By Zoe Bailey, Chartered Financial Planner
As a nation, the UK is notoriously tight-lipped around topics that we find to be uncomfortable or that we label as ‘taboo’. Our health, relationships and financial affairs regularly tend to top the list of subjects that Brits shy away from discussing, even with our close friends and loved ones. Despite efforts to encourage the nation to take an active interest in their finances, the money taboo makes for a topic people struggle to discuss openly.
Covid-19 had a devastating effect on the UK’s economy, with a record slump causing a widespread impact to people’s professional, financial, and personal lives.
Anxiety levels of UK adults rocketed during the periods when restrictions were tightened. Given the impact it had on people’s job security, it’s concerning to see just how much our quality of life has been impacted.
The relationship we have with our finances often goes hand in hand with our sense of security and mental wellbeing and struggling alone with money matters can intensify those feelings of anxiety.
For the ‘sandwich generation’, labelled as those usually in their 40s or 50s who have both children to care for and elderly parents to support, the financial burdens caused by the pandemic may be further squeezed. They’re likely to be juggling duties in all directions, feeling stuck in the middle of responsibilities affecting younger and older family members, and potentially lacking in financial and emotional support.
Despite all of these mounting pressures, many of us are still reluctant to share our financial worries. In fact, our research found that two fifths (39%) of UK adults do not believe that they can confide in their partner, spouse, or family friend if they feel anxious about money.
Interestingly, older adults (those aged 55 to 64 years old) were more uncomfortable about sharing financial concerns with their spouse or partner (42%), almost double the amount compared to their younger counterparts (22%).
There’s an even greater reluctance to confide in our employers and colleagues if we’re worrying about money. This is particularly pronounced among women, with the same research finding that close to three quarters (73%) of women admitted to not feeling comfortable sharing any money concerns in the workplace, compared to 65% of men.
So then, why should we be talking to others about our financial concerns? And why is this particularly important for women?
A key reason is to try and close the gender pension gap once and for all.

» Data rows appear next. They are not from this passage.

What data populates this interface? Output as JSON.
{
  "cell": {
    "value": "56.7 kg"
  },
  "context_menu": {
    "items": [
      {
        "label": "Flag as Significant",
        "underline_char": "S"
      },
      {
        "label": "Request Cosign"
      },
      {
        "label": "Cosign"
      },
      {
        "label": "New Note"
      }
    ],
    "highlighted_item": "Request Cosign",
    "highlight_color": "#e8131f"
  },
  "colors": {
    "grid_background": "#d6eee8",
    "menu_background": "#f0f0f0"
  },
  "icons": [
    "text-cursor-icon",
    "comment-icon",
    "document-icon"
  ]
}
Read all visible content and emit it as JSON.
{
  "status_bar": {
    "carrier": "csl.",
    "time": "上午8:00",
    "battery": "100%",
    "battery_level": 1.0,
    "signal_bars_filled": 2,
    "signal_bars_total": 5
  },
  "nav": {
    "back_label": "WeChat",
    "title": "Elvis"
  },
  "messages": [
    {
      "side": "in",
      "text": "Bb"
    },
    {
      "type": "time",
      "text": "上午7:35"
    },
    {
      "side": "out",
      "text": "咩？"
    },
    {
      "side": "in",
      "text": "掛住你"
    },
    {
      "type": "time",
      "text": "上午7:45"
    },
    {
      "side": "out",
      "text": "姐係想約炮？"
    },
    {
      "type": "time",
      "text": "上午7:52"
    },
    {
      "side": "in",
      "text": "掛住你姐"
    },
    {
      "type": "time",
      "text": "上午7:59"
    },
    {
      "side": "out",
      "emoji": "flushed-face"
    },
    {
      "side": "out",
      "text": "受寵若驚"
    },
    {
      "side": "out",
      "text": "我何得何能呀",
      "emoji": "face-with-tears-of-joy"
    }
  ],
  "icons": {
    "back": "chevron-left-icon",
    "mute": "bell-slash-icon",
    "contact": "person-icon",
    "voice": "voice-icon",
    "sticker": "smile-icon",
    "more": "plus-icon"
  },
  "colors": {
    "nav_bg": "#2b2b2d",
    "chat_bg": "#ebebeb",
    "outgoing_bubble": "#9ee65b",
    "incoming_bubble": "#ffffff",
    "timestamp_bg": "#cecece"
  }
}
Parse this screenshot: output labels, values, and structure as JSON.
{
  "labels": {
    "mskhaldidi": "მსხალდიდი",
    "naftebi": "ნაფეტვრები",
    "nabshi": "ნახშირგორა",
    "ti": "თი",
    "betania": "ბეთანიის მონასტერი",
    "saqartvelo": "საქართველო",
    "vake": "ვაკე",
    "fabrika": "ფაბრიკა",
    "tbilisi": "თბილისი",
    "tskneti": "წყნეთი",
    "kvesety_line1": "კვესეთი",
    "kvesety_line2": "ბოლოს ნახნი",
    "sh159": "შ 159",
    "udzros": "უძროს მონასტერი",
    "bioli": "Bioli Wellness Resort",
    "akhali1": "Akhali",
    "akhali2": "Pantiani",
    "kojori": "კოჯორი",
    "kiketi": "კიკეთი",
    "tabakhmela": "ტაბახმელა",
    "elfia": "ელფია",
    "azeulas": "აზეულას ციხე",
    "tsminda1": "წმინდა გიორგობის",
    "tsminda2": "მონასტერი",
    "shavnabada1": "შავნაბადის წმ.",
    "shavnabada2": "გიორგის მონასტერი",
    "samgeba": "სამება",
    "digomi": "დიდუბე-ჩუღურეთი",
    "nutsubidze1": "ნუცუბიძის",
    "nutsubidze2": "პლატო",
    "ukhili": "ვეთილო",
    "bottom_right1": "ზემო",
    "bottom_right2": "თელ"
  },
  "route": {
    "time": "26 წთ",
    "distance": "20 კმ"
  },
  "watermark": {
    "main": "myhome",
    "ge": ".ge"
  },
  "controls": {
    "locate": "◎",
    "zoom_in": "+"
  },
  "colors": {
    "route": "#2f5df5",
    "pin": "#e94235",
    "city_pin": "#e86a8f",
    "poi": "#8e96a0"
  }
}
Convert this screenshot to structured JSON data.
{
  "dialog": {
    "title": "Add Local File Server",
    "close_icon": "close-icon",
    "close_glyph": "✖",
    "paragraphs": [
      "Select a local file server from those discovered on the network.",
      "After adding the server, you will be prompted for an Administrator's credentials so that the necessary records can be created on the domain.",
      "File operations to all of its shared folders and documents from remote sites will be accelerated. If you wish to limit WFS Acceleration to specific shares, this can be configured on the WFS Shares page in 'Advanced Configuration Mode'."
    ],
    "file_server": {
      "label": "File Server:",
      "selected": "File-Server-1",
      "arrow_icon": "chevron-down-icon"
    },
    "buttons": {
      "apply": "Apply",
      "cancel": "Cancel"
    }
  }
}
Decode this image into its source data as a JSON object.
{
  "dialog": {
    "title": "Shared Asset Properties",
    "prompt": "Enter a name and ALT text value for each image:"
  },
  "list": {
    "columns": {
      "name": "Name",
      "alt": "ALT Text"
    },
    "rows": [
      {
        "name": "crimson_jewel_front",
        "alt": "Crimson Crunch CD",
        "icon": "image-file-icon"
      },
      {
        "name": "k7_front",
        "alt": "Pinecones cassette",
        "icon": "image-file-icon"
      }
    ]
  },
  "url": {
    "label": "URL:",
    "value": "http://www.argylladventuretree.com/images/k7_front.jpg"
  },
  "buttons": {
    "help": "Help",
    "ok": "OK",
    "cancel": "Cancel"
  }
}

WealthiHer’s 2020 Report found that the average amount in a 60-year-old woman’s pension pot is one third of that of a man’s pension at the same age. This is often because women start saving into a pension later in life compared to men, as they prioritise their children’s education costs and personally care for more short-term financial priorities.
With pensions being the biggest source of income for many people in their retirement, it’s critical that women are making it a priority to start building their later life savings earlier so they ensure they have enough savings to live comfortably in retirement and importantly have financial security of their own.
Sharing money worries can be a great step toward bringing about change. Speaking to someone, be it a friend, loved one or professional, can be the first step toward relieving some of the pressure in our own lives, as those initial conversations can also allow us to better understand our financial situation, map out our goals and recognise the steps we need to take to redress any financial imbalances.
International Women’s Day celebrates the achievements of women across the globe, while raising awareness to the numerous missions to further promote gender equality. The 2021 theme encourages people to ‘choose to challenge’ gender bias and inequality.
Research has shown that Covid-19 exacerbated inequalities in UK society, with working mothers disproportionately set back by the pandemic. A survey by the Trades Union Congress found that nearly one in five had to reduce working hours, one in 14 took unpaid leave to look after children, and seven in 10 eligible mothers had furlough requests refused by their employer. The TUC warned that, as a result, many women were put in an impossible situation and forced to leave their jobs altogether in order to manage childcare.
While greater change may be needed to redress these imbalances, we may be inspired to make changes in our homes and livelihoods. ‘Choosing to challenge’ could mean taking control of our personal finances and taking real action to plan for the future or addressing intergenerational financial responsibilities. It could also mean taking the time to better inform ourselves of our financial health, educate ourselves on our current position, start taking a more active approach towards managing our money and putting one or a few longer term financial savings goals into real action today.
Money concerns can be tricky or uncomfortable to talk about, but perhaps as an antidote to last year’s financial disruption; this is the year we aim to face them head on.
For more advice on how to become financially savvy, and to change finance from still being perceived as a man’s world, listen to Money, She Talked – a financial podcast by women, for women.
Zoe Bailey is a Chartered Financial Planner and Director at Tilney. Zoe holds an Advanced Diploma in Financial Planning, an Investment Advice Diploma, and an MA in Economics, and her areas of expertise include pension and retirement planning, and advising divorcing couples with their settlements. Zoe is passionate about helping people understand and achieve their financial needs and objectives, regardless of what stage of life they are in or their financial and personal circumstance
Last Updated on January 16, 2023 by Editorial Staff